Except in the case of debt-financed income and receipts from controlled organization, rents from real property and incidental rents from personal property leased with real property are excluded from UBI. Rents from personal property are “incidental” only if they do not exceed 10% of the total rents from all the property leased. However, if rents from personal property exceed 50% of the total rents, all rents (including the rent from real property) are UBI. Furthermore, rent loses its characterization as passive and excluded income if the organization provides substantial services to occupants.
Income from research is excluded from UBI in the following situations: income derived from research for (a) the United States, or any of its agencies or instrumentalities, or (b) any state or political subdivision thereof; in the case of a university, income derived from research performed for any person. Note that ordinary testing or inspection of products may not qualify as research for purposes of the UBI determination.
If you have questions about this information or identified potential UBI or require assistance, contact the Controller’s Office via email at firstname.lastname@example.org.
Staff in the RIT Tax Office, a business unit within the Controller’s Office’s Treasury & Financial Reporting Services department, perform an annual review of revenue recorded on the general ledger.
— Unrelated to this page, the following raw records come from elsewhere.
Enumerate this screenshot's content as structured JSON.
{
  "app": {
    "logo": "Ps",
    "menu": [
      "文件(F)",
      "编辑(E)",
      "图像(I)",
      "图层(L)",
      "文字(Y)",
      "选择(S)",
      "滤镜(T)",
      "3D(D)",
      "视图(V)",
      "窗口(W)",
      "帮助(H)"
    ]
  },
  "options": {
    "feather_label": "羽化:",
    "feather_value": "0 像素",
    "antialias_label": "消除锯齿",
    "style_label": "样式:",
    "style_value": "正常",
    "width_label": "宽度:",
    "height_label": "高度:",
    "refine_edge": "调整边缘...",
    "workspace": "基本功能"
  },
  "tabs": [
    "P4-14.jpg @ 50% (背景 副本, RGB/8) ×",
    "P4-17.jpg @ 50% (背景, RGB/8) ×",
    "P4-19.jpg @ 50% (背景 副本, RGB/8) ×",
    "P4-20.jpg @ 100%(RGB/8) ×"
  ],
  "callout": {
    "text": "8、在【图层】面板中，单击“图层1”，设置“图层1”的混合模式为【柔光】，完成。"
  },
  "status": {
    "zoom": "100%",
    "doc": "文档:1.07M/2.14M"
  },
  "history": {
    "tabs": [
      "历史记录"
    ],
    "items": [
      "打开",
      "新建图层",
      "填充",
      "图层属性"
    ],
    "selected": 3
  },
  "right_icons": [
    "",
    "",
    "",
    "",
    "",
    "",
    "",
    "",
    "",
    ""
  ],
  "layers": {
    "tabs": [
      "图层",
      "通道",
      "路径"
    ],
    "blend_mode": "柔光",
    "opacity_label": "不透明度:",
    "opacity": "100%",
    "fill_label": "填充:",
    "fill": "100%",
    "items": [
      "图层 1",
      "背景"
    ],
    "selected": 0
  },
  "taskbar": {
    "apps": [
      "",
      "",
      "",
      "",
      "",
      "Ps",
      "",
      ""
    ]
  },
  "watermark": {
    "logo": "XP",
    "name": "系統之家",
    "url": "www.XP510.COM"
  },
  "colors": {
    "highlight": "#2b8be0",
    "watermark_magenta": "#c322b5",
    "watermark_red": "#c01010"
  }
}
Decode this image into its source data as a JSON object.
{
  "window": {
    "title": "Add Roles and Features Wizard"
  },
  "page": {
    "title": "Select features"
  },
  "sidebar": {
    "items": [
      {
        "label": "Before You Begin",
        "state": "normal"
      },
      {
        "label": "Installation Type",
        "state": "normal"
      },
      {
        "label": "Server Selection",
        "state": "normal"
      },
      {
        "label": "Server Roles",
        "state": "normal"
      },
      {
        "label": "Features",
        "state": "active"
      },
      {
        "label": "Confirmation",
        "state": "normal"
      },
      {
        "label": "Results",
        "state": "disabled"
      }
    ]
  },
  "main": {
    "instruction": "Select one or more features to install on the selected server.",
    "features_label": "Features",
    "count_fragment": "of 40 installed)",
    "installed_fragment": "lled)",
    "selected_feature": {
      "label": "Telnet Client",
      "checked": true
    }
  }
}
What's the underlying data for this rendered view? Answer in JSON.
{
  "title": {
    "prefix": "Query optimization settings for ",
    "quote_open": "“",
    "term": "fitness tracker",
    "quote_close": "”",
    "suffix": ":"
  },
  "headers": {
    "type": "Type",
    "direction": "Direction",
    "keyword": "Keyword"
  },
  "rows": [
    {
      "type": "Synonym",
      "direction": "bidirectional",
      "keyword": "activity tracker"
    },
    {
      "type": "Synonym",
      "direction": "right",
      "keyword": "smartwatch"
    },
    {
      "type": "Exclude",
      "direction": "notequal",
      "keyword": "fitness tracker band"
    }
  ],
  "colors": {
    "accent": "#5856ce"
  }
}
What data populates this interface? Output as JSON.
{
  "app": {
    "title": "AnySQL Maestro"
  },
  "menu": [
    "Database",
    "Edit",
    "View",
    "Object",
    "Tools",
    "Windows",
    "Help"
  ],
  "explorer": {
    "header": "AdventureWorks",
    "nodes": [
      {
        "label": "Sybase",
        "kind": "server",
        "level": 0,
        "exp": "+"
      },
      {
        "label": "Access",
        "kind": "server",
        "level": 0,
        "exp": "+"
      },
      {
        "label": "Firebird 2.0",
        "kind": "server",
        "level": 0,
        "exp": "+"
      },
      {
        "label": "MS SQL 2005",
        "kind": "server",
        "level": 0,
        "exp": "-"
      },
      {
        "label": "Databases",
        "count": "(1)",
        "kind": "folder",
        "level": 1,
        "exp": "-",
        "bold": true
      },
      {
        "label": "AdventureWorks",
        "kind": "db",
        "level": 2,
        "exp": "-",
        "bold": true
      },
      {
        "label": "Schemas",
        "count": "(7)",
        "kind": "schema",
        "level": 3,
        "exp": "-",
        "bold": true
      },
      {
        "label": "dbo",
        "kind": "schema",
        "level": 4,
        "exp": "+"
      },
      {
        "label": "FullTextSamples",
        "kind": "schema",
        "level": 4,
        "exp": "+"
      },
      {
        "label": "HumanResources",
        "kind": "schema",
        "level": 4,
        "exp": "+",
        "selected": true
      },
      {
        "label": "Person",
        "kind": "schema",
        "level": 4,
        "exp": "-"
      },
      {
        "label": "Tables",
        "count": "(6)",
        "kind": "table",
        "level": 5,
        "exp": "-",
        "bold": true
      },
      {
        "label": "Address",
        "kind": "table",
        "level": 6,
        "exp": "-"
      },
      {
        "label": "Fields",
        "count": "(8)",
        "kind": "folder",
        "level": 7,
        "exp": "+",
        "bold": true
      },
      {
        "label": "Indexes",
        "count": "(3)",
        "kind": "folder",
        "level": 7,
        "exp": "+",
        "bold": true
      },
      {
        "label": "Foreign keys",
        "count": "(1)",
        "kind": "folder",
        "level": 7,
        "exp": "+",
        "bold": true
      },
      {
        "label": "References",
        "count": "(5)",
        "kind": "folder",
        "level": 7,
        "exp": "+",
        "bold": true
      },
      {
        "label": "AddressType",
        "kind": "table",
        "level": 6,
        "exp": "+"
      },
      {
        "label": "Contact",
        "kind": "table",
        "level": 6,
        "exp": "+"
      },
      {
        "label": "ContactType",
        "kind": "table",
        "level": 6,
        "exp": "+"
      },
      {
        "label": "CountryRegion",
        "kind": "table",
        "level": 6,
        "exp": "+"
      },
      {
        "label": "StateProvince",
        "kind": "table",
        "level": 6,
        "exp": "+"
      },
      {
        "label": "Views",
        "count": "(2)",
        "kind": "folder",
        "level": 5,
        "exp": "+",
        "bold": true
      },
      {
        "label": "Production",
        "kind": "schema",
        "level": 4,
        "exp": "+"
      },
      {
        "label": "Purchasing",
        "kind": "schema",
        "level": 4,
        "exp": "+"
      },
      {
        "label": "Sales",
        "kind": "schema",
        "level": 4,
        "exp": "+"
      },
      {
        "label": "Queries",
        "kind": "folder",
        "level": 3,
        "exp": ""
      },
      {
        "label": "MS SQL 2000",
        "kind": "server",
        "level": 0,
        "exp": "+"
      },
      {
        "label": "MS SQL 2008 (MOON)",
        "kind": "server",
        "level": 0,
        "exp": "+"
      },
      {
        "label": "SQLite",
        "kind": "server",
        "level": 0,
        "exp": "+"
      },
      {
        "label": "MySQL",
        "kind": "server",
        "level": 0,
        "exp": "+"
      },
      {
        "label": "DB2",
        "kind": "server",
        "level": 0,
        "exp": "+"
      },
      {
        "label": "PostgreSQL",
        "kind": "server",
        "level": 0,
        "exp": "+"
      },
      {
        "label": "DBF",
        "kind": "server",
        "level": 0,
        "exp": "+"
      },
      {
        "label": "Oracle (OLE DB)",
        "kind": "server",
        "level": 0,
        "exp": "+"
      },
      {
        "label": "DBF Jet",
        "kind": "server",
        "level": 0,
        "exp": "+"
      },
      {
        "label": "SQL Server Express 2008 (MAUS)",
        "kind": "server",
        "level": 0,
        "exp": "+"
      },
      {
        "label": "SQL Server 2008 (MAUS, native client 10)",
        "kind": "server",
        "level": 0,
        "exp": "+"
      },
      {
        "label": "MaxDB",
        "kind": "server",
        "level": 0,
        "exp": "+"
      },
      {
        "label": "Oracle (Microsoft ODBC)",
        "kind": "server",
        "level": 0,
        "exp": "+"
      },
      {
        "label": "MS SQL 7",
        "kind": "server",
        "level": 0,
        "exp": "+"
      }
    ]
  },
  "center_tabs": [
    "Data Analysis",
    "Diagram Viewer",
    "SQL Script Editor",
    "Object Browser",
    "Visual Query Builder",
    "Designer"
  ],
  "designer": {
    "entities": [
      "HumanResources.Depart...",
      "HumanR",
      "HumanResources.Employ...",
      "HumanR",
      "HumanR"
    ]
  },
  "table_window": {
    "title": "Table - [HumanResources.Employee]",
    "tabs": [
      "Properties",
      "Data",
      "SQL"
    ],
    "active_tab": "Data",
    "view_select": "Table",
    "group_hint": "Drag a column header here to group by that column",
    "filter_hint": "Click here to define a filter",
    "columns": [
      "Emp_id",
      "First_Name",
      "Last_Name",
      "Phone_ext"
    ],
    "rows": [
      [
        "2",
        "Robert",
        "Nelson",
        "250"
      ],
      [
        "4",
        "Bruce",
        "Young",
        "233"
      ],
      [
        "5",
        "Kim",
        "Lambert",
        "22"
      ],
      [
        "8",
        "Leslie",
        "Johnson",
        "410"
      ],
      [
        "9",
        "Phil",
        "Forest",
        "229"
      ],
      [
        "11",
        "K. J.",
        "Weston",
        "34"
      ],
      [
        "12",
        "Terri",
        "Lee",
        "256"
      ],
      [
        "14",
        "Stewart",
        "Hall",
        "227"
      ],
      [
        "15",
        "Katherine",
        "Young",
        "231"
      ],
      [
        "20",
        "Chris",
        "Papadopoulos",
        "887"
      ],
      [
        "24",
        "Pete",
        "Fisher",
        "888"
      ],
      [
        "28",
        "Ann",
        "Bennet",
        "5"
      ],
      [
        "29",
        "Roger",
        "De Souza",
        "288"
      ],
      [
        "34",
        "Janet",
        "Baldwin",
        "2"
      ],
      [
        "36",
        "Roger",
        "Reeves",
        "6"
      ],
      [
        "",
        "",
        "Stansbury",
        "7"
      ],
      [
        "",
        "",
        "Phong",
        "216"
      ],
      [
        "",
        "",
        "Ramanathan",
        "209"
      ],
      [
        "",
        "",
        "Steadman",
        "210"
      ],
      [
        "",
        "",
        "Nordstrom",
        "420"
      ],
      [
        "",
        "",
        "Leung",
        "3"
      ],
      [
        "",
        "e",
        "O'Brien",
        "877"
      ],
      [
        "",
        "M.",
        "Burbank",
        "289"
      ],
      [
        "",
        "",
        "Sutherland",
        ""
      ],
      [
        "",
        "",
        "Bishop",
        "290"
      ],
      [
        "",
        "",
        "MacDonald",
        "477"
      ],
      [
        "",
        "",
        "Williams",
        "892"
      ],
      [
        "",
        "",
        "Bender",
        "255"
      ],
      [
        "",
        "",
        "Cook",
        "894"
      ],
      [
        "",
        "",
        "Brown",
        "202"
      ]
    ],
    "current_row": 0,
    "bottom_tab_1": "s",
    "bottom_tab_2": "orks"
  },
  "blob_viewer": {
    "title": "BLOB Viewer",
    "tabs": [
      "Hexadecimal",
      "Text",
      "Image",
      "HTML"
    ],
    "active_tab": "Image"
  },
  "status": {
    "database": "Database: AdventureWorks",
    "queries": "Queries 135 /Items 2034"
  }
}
If they find activities that may be considered UBI, they reach out to the department to gather more information and then make a determination regarding next steps.
If you have questions about this information or require assistance, contact the Controller’s Office at (585) 475-2383 or email: email@example.com
Other Tax Information
State and Local laws and Regulations
To ensure compliance with state and local laws and regulations, RIT faculty and staff who conduct University business activity outside of New York State are asked to contact the Controller’s Office prior to engaging in such activities. Business activities may include, but are not limited to, delivering training workshops, setting up a booth to sell services and/or products, and/or other activities that may or may not generate revenue for the University. Due to complexity of state and local rules and regulations, further review of specific state regulations including registering with the Secretary of State, registering as a non-profit, state, payroll registrations, etc., may be required by the Controller’s Office, Treasury and Financial Reporting and University tax counsel.
If you have questions about this information or require assistance, please email firstname.lastname@example.org.